The German industrial brewers seem to have caught up much faster than the UK ones, with Naturtrüb (unfiltered and cloudy) Kellerbiers and others widely available there for a couple of years now. (Amusingly, many of the German craft brewers have now swung the other way, producing clear as a bell dry-hopped Pilsners and the like.)

The first thing George pointed out was that Pride Unfiltered is hazy, not murky or cloudy. More significantly perhaps, it needs to be reliably hazy – consistency is absolutely essential for a brewer such as Fuller’s.

“It’s really hard to get this level of haze just right,” she said, adding that “The haze is not yeast, it’s protein – quite fine.” She also stressed that while the basic recipe “is pretty much the same” as regular Pride, including Northdown and Challenger aroma hops, there are changes. Most notably that Unfiltered is also dry-hopped with Target.

Not too surprisingly, Unfiltered is very like regular Pride, but is drier and less malty-fruity, although that will in part be due to the lower serving temperature. There’s earthy and spicy hops on the nose, then it’s lightly fruity and dry.

And it seems to be doing well – on a recent visit to a Fuller’s pub which had Pride Unfiltered on tap alongside a couple of guest keg pale ales, the barmaid said it was pretty popular. The notable thing is it’s definitely not aimed at the keg Pride drinker, and indeed the Fuller’s folk say there’s no plans to replace keg with Unfiltered.

George also had some news about the Fuller’s beer range continuing to expand. “We’ll do eight new beers this year, four of them cask, plus Unfiltered of course,” she said. “We also have seasonal cask and keg beers and then monthly specials.”

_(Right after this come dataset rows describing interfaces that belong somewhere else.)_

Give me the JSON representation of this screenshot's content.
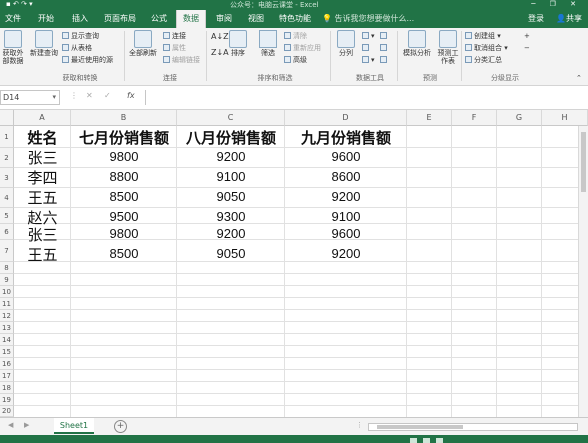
{
  "title_bar": {
    "title": "公众号：电脑云课堂 - Excel",
    "window_buttons": "─ ❐ ✕"
  },
  "tabs": [
    "文件",
    "开始",
    "插入",
    "页面布局",
    "公式",
    "数据",
    "审阅",
    "视图",
    "特色功能"
  ],
  "active_tab": "数据",
  "tell_me": "告诉我您想要做什么...",
  "sign_in": "登录",
  "share": "共享",
  "ribbon": {
    "get_external": "获取外部数据",
    "new_query": "新建查询",
    "show_queries": "显示查询",
    "from_table": "从表格",
    "recent_sources": "最近使用的源",
    "group_get_transform": "获取和转换",
    "refresh_all": "全部刷新",
    "connections": "连接",
    "properties": "属性",
    "edit_links": "编辑链接",
    "group_connections": "连接",
    "sort": "排序",
    "filter": "筛选",
    "clear": "清除",
    "reapply": "重新应用",
    "advanced": "高级",
    "group_sort_filter": "排序和筛选",
    "split": "分列",
    "group_data_tools": "数据工具",
    "what_if": "模拟分析",
    "forecast_sheet": "预测工作表",
    "group_forecast": "预测",
    "group": "创建组",
    "ungroup": "取消组合",
    "subtotal": "分类汇总",
    "group_outline": "分级显示"
  },
  "formula_bar": {
    "name_box": "D14",
    "cancel": "✕",
    "enter": "✓",
    "fx": "fx",
    "value": ""
  },
  "columns": [
    "A",
    "B",
    "C",
    "D",
    "E",
    "F",
    "G",
    "H"
  ],
  "rows": [
    "1",
    "2",
    "3",
    "4",
    "5",
    "6",
    "7",
    "8",
    "9",
    "10",
    "11",
    "12",
    "13",
    "14",
    "15",
    "16",
    "17",
    "18",
    "19",
    "20"
  ],
  "table": {
    "headers": [
      "姓名",
      "七月份销售额",
      "八月份销售额",
      "九月份销售额"
    ],
    "rows": [
      [
        "张三",
        "9800",
        "9200",
        "9600"
      ],
      [
        "李四",
        "8800",
        "9100",
        "8600"
      ],
      [
        "王五",
        "8500",
        "9050",
        "9200"
      ],
      [
        "赵六",
        "9500",
        "9300",
        "9100"
      ],
      [
        "张三",
        "9800",
        "9200",
        "9600"
      ],
      [
        "王五",
        "8500",
        "9050",
        "9200"
      ]
    ]
  },
  "sheet_tab": "Sheet1",
  "add_sheet": "+",
  "colors": {
    "accent": "#217346",
    "ribbon_bg": "#f3f3f3",
    "gridline": "#e1e1e1"
  }
}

They’re also increasing the range they distribute from other breweries, with Sierra Nevada the most prominent example. One of Fuller’s sales team noted that “We brought over 14 Sierra Nevada seasonals last year, this year there’s six definites plus maybe two or three more. This year’s list include Otra Vez, Sidecar and Tropical Torpedo.” Yet more reasons to visit the bigger Fuller’s pubs – although I don’t expect to see these in my local.